As the occupation of Taiwan’s legislature by thousands of protesters enters its third day, the architecture of power on the island is once again resorting to the age-old tactic of slandering its opponents in order to discredit them with the public and an inattentive international community.
Immediately after approximately 300 activists, angered by a sudden decision by the ruling Chinese Nationalist Party (KMT) to bypass full review of a controversial cross-strait trade agreement, climbed over the poorly defended gate of the Legislative Yuan on March 17 and barricaded themselves inside the building, government authorities and compliant media began characterizing the protesters as “irrational” and “violent.” While witnesses at the scene, and those who watched the incident via live stream video, saw no shred of evidence to support such claims, word got out that the activists had “vandalized” and “destroyed” the legislature. Several Taiwanese journalists repeated the allegations on their Facebook pages, without first checking the facts or bothering to visit the site to see for themselves.

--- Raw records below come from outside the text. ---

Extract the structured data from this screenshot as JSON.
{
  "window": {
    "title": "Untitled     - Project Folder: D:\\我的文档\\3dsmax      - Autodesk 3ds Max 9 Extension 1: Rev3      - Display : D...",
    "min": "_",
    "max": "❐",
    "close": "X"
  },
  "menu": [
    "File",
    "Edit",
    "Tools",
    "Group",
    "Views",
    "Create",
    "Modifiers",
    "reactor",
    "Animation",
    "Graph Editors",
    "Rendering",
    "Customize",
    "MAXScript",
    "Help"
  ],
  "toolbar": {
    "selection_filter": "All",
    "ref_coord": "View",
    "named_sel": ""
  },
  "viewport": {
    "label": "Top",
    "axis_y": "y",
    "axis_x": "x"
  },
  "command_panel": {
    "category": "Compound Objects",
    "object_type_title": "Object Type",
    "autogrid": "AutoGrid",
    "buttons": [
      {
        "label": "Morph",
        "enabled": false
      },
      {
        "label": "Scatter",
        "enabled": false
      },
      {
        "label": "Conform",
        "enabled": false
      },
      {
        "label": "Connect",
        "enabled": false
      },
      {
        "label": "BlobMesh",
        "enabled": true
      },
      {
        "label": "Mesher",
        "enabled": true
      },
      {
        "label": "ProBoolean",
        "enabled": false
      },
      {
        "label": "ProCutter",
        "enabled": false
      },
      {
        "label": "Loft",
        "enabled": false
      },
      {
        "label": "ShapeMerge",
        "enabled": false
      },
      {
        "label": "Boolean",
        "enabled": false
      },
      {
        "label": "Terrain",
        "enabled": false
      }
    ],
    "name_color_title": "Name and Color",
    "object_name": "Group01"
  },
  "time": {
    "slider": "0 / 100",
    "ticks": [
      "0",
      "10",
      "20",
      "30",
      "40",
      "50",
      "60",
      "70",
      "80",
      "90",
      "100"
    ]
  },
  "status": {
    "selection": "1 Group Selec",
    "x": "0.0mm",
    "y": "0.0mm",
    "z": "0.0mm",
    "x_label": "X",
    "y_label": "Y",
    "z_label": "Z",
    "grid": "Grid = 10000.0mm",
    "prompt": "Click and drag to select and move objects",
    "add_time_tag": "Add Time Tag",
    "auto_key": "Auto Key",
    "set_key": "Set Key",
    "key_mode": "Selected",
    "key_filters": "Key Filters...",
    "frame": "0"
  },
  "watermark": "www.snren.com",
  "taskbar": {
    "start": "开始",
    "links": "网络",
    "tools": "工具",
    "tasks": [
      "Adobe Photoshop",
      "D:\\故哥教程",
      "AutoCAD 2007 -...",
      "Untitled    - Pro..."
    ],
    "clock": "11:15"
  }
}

My article, published today on the China Policy Institute Blog, University of Nottingham, continues here. (Photo by the author)
Posted by J. Michael Cole 寇謐將 at 7:20 PM